- Impact on team morale: Leaving work early can harm team morale and negatively impact the work environment. This can make it difficult for your colleagues to work effectively and lead to a decrease in job satisfaction.
What to do if you need to leave work early:
If you need to leave work early, there are steps you can take to minimize the negative impact on your job security:
- Communicate with your supervisor: If you need to leave work early, communicate with your supervisor as soon as possible. Be honest about your reason for leaving and make arrangements to ensure that your work is completed.
- Get permission: If you need to leave work early, ask for permission from your supervisor. If you have a valid reason for leaving early, your supervisor may be accommodating.
- Make up the time: If you need to leave work early, make arrangements to make up the time that you missed. Show your commitment to your job by ensuring that you complete all of your tasks and responsibilities.
- Be reliable: If you need to leave work early, ensure that you are reliable in other ways. Show up on time, complete your tasks, and respond to requests from your supervisor and coworkers in a timely manner.
The bottom line:
Leaving work early can have serious consequences and jeopardize your job security. It is important to communicate with your supervisor and make arrangements to ensure that your work is completed. By being honest, reliable, and accountable, you can minimize the negative impact on your job and maintain a positive relationship with your colleagues and supervisors.
FAQs: Can You Get Fired for Leaving Work Early?
1. Can my employer terminate me for leaving work early without notice?
Yes, leaving work without proper notice can be seen as a violation of company policy and cause for immediate termination.
2. Can I be fired for leaving work early due to a family emergency?
It depends on your company’s policies and the reasonableness of your actions. However, it’s best to communicate with your employer and obtain permission before leaving.
3. Can I be fired for leaving work early due to illness?
If you’re leaving work due to a medical emergency, it’s important to communicate with your employer and properly document your absence. Terminating an employee for a legitimate illness can be seen as discriminatory and could result in legal consequences for the employer.
4. Can I be disciplined for leaving work early if I have a valid reason?
Your employer may take disciplinary action if you’re leaving work early without following protocol, such as obtaining permission or proper documentation. However, if you have a valid reason, it’s best to communicate with your employer and try to come to a resolution.
5. Can I be fired for leaving work early if other employees are doing the same?
Your employer may choose to terminate employees who consistently leave work without notice, regardless of whether others are doing the same or not. The decision ultimately rests with the employer and their policies.
6. Can I be fired for leaving work early if I have completed all of my tasks for the day?
If you have completed all of your tasks and are leaving after obtaining permission from your employer, it’s unlikely that you’ll be fired. However, it’s still best to communicate with your employer and follow proper protocol.
7. Can I be fired for leaving work early if it’s a recurring issue?
If leaving work early is a recurring issue and you’re not following protocol, your employer may choose to take disciplinary action, up to and including termination.
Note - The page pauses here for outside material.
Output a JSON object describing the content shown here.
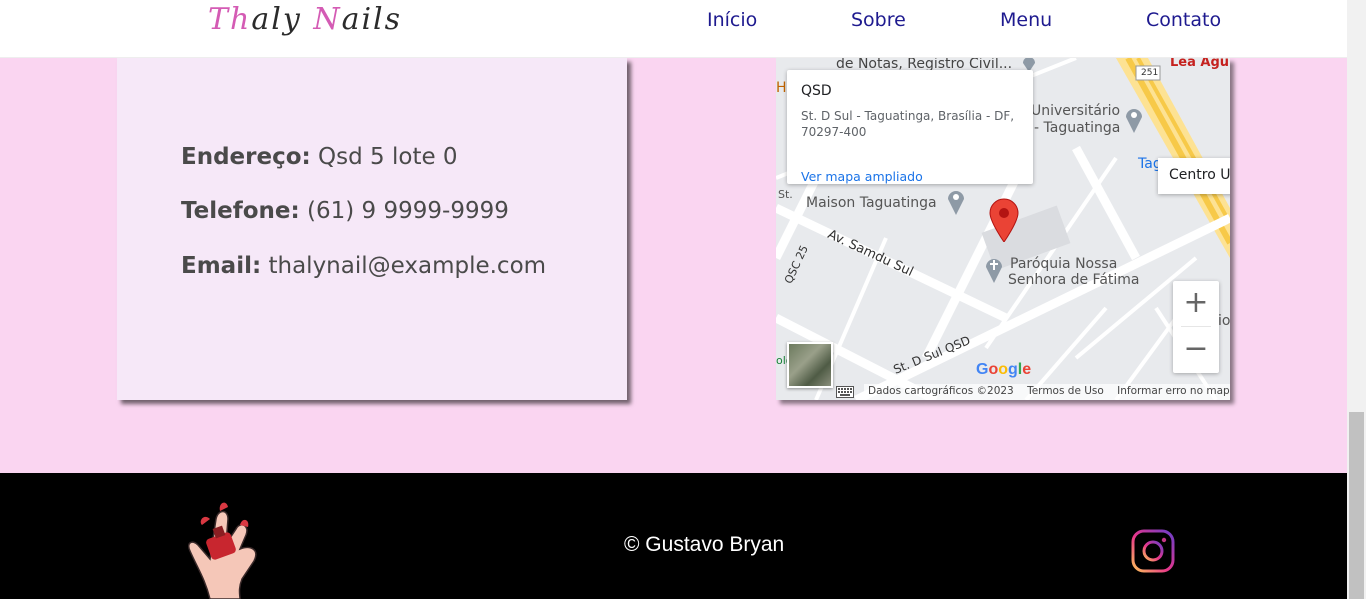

It’s important to communicate with your employer and try to resolve any underlying issues.
Thank you for reading about the potential consequences of leaving work early. It’s crucial to understand your company’s policies and follow proper protocol to avoid disciplinary action or termination. Remember to communicate with your employer and obtain permission before leaving for any reason. We hope this article was helpful, and please visit again for more informative content.